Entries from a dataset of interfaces
=-=-=
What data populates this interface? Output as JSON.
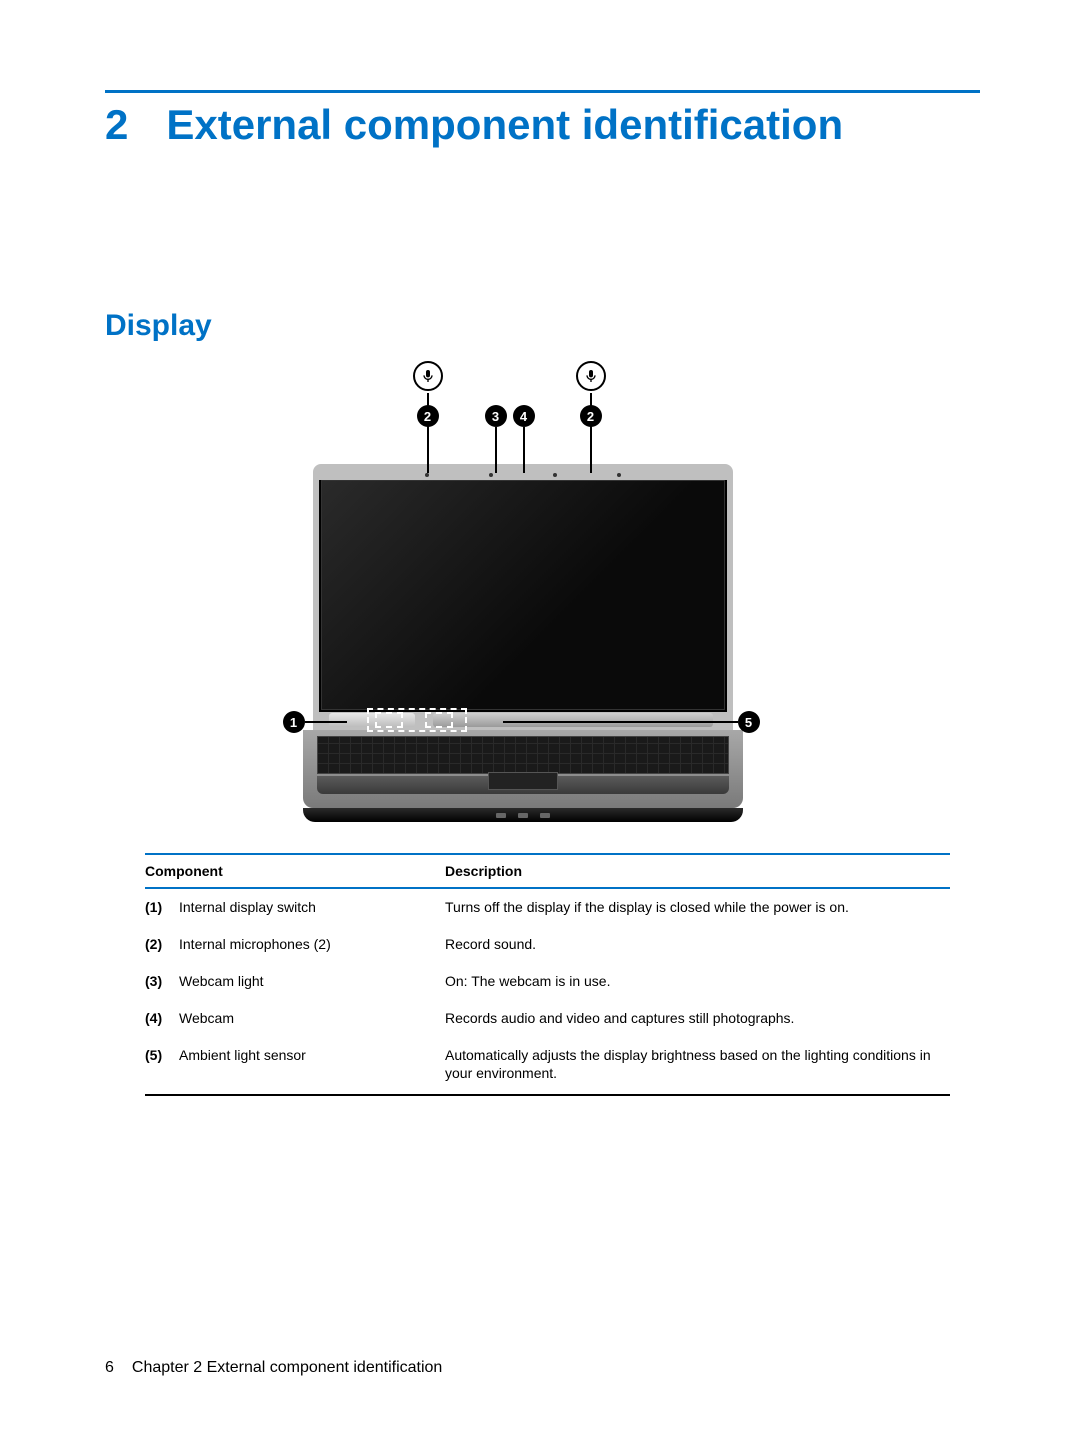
{
  "chapter": {
    "number": "2",
    "title": "External component identification"
  },
  "section": {
    "title": "Display"
  },
  "callouts": {
    "c1": "1",
    "c2": "2",
    "c3": "3",
    "c4": "4",
    "c5": "5"
  },
  "table": {
    "headers": {
      "component": "Component",
      "description": "Description"
    },
    "rows": [
      {
        "num": "(1)",
        "name": "Internal display switch",
        "desc": "Turns off the display if the display is closed while the power is on."
      },
      {
        "num": "(2)",
        "name": "Internal microphones (2)",
        "desc": "Record sound."
      },
      {
        "num": "(3)",
        "name": "Webcam light",
        "desc": "On: The webcam is in use."
      },
      {
        "num": "(4)",
        "name": "Webcam",
        "desc": "Records audio and video and captures still photographs."
      },
      {
        "num": "(5)",
        "name": "Ambient light sensor",
        "desc": "Automatically adjusts the display brightness based on the lighting conditions in your environment."
      }
    ]
  },
  "footer": {
    "page": "6",
    "text": "Chapter 2   External component identification"
  },
  "icons": {
    "mic": "microphone-icon"
  }
}
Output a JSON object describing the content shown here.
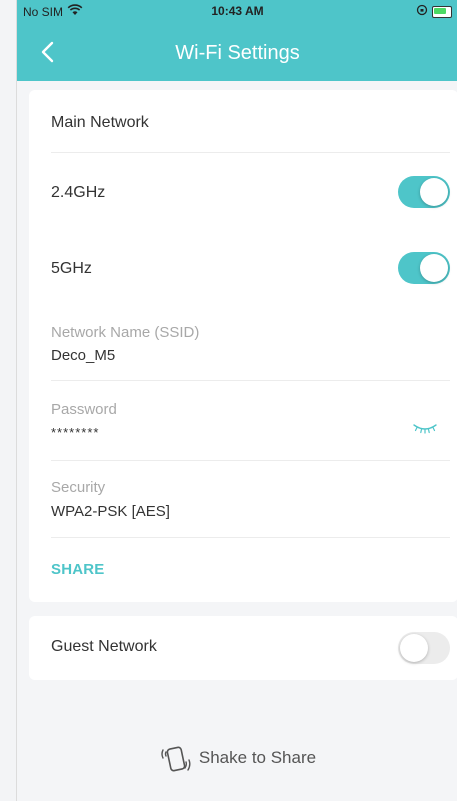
{
  "status_bar": {
    "carrier": "No SIM",
    "time": "10:43 AM",
    "icons": [
      "wifi-icon",
      "orientation-lock-icon",
      "battery-icon"
    ]
  },
  "header": {
    "title": "Wi-Fi Settings",
    "back_icon": "chevron-left-icon",
    "color": "#4ec5c9"
  },
  "main_network": {
    "heading": "Main Network",
    "bands": [
      {
        "label": "2.4GHz",
        "enabled": true
      },
      {
        "label": "5GHz",
        "enabled": true
      }
    ],
    "ssid": {
      "label": "Network Name (SSID)",
      "value": "Deco_M5"
    },
    "password": {
      "label": "Password",
      "value": "********",
      "icon": "eye-closed-icon"
    },
    "security": {
      "label": "Security",
      "value": "WPA2-PSK [AES]"
    },
    "share_label": "SHARE"
  },
  "guest_network": {
    "label": "Guest Network",
    "enabled": false
  },
  "shake": {
    "label": "Shake to Share",
    "icon": "shake-phone-icon"
  },
  "colors": {
    "accent": "#4ec5c9",
    "text": "#333333",
    "muted": "#a8a8a8"
  }
}
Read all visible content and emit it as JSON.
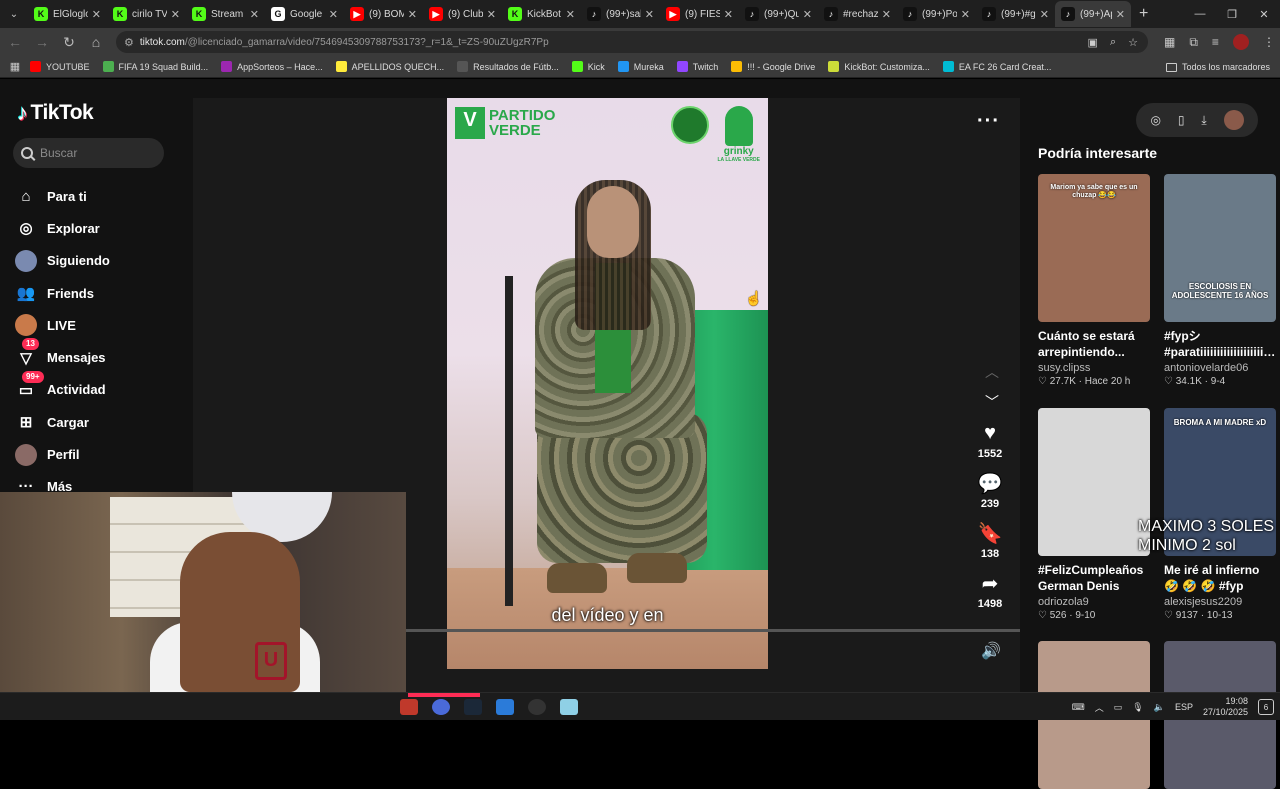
{
  "browser": {
    "tabs": [
      {
        "label": "ElGlogloi",
        "fav_color": "#53fc18",
        "fav_char": "K"
      },
      {
        "label": "cirilo TV",
        "fav_color": "#53fc18",
        "fav_char": "K"
      },
      {
        "label": "Stream",
        "fav_color": "#53fc18",
        "fav_char": "K"
      },
      {
        "label": "Google",
        "fav_color": "#ffffff",
        "fav_char": "G"
      },
      {
        "label": "(9) BOM",
        "fav_color": "#ff0000",
        "fav_char": "▶"
      },
      {
        "label": "(9) Club",
        "fav_color": "#ff0000",
        "fav_char": "▶"
      },
      {
        "label": "KickBot",
        "fav_color": "#53fc18",
        "fav_char": "K"
      },
      {
        "label": "(99+)sal",
        "fav_color": "#111111",
        "fav_char": "♪"
      },
      {
        "label": "(9) FIEST",
        "fav_color": "#ff0000",
        "fav_char": "▶"
      },
      {
        "label": "(99+)Qu",
        "fav_color": "#111111",
        "fav_char": "♪"
      },
      {
        "label": "#rechaz",
        "fav_color": "#111111",
        "fav_char": "♪"
      },
      {
        "label": "(99+)Po",
        "fav_color": "#111111",
        "fav_char": "♪"
      },
      {
        "label": "(99+)#g",
        "fav_color": "#111111",
        "fav_char": "♪"
      },
      {
        "label": "(99+)Ap",
        "fav_color": "#111111",
        "fav_char": "♪",
        "active": true
      }
    ],
    "new_tab": "+",
    "url_host": "tiktok.com",
    "url_path": "/@licenciado_gamarra/video/7546945309788753173?_r=1&_t=ZS-90uZUgzR7Pp",
    "bookmarks": [
      {
        "label": "YOUTUBE",
        "color": "#ff0000"
      },
      {
        "label": "FIFA 19 Squad Build...",
        "color": "#4caf50"
      },
      {
        "label": "AppSorteos – Hace...",
        "color": "#9c27b0"
      },
      {
        "label": "APELLIDOS QUECH...",
        "color": "#ffeb3b"
      },
      {
        "label": "Resultados de Fútb...",
        "color": "#555555"
      },
      {
        "label": "Kick",
        "color": "#53fc18"
      },
      {
        "label": "Mureka",
        "color": "#2196f3"
      },
      {
        "label": "Twitch",
        "color": "#9146ff"
      },
      {
        "label": "!!! - Google Drive",
        "color": "#fbbc04"
      },
      {
        "label": "KickBot: Customiza...",
        "color": "#cddc39"
      },
      {
        "label": "EA FC 26 Card Creat...",
        "color": "#00bcd4"
      }
    ],
    "all_bookmarks": "Todos los marcadores"
  },
  "tiktok": {
    "logo": "TikTok",
    "search_placeholder": "Buscar",
    "nav": [
      {
        "label": "Para ti",
        "icon": "home-icon",
        "glyph": "⌂"
      },
      {
        "label": "Explorar",
        "icon": "compass-icon",
        "glyph": "◎"
      },
      {
        "label": "Siguiendo",
        "icon": "following-avatar",
        "glyph": ""
      },
      {
        "label": "Friends",
        "icon": "friends-icon",
        "glyph": "👥"
      },
      {
        "label": "LIVE",
        "icon": "live-avatar",
        "glyph": ""
      },
      {
        "label": "Mensajes",
        "icon": "messages-icon",
        "glyph": "▽",
        "badge": "13"
      },
      {
        "label": "Actividad",
        "icon": "activity-icon",
        "glyph": "▭",
        "badge": "99+"
      },
      {
        "label": "Cargar",
        "icon": "upload-icon",
        "glyph": "⊞"
      },
      {
        "label": "Perfil",
        "icon": "profile-avatar",
        "glyph": ""
      },
      {
        "label": "Más",
        "icon": "more-icon",
        "glyph": "···"
      }
    ],
    "video": {
      "party_letter": "V",
      "party_line1": "PARTIDO",
      "party_line2": "VERDE",
      "verde_tag": "VERDE",
      "grinky": "grinky",
      "grinky_sub": "LA LLAVE VERDE",
      "subtitle": "del vídeo y en"
    },
    "actions": [
      {
        "name": "like",
        "glyph": "♥",
        "count": "1552"
      },
      {
        "name": "comment",
        "glyph": "💬",
        "count": "239"
      },
      {
        "name": "save",
        "glyph": "🔖",
        "count": "138"
      },
      {
        "name": "share",
        "glyph": "➦",
        "count": "1498"
      }
    ],
    "more_label": "···",
    "recommend_title": "Podría interesarte",
    "cards": [
      {
        "title": "Cuánto se estará arrepintiendo...",
        "user": "susy.clipss",
        "meta": "♡ 27.7K · Hace 20 h",
        "thumb_text": "Mariom ya sabe que es un chuzap 😂😂",
        "color": "#9a6b55"
      },
      {
        "title": "#fypシ #paratiiiiiiiiiiiiiiiiiiii...",
        "user": "antoniovelarde06",
        "meta": "♡ 34.1K · 9-4",
        "thumb_text": "ESCOLIOSIS EN ADOLESCENTE 16 AÑOS",
        "color": "#6a7a88"
      },
      {
        "title": "#FelizCumpleaños German Denis Jugó...",
        "user": "odriozola9",
        "meta": "♡ 526 · 9-10",
        "thumb_text": "",
        "color": "#d8d8d8"
      },
      {
        "title": "Me iré al infierno 🤣 🤣 🤣 #fyp #prank...",
        "user": "alexisjesus2209",
        "meta": "♡ 9137 · 10-13",
        "thumb_text": "BROMA A MI MADRE xD",
        "color": "#3a4a66"
      },
      {
        "title": "",
        "user": "",
        "meta": "",
        "thumb_text": "",
        "color": "#b89a8a"
      },
      {
        "title": "",
        "user": "",
        "meta": "",
        "thumb_text": "",
        "color": "#5a5a6a"
      }
    ],
    "overlay_price_1": "MAXIMO 3 SOLES",
    "overlay_price_2": "MINIMO 2 sol"
  },
  "taskbar": {
    "lang": "ESP",
    "time": "19:08",
    "date": "27/10/2025",
    "notif": "6"
  }
}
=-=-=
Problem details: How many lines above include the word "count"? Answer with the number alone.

Reply to the exercise: 4